• **ABOUT THIS TASK**
Drop the pictures and repeat the remaining data exactly.
======
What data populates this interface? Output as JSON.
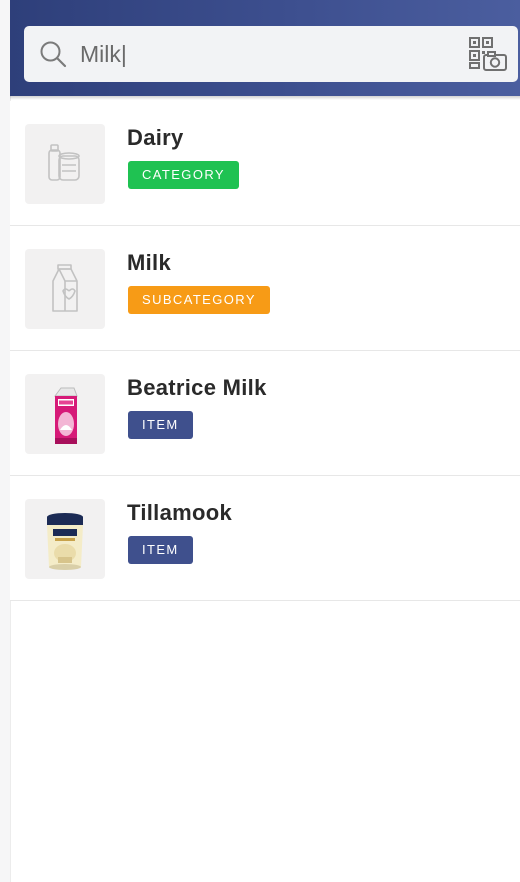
{
  "search": {
    "query": "Milk|",
    "search_icon": "search-icon",
    "scan_icon": "qr-camera-icon"
  },
  "colors": {
    "header": "#3d4f8f",
    "category": "#1fc252",
    "subcategory": "#f79b16",
    "item": "#3f508d"
  },
  "results": [
    {
      "title": "Dairy",
      "badge": "CATEGORY",
      "icon": "dairy-icon"
    },
    {
      "title": "Milk",
      "badge": "SUBCATEGORY",
      "icon": "milk-carton-icon"
    },
    {
      "title": "Beatrice Milk",
      "badge": "ITEM",
      "icon": "product-image"
    },
    {
      "title": "Tillamook",
      "badge": "ITEM",
      "icon": "product-image"
    }
  ]
}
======
• **TASK ANSWER**
What data populates this interface? Output as JSON.
{
  "search": {
    "query": "Milk|",
    "search_icon": "search-icon",
    "scan_icon": "qr-camera-icon"
  },
  "colors": {
    "header": "#3d4f8f",
    "category": "#1fc252",
    "subcategory": "#f79b16",
    "item": "#3f508d"
  },
  "results": [
    {
      "title": "Dairy",
      "badge": "CATEGORY",
      "icon": "dairy-icon"
    },
    {
      "title": "Milk",
      "badge": "SUBCATEGORY",
      "icon": "milk-carton-icon"
    },
    {
      "title": "Beatrice Milk",
      "badge": "ITEM",
      "icon": "product-image"
    },
    {
      "title": "Tillamook",
      "badge": "ITEM",
      "icon": "product-image"
    }
  ]
}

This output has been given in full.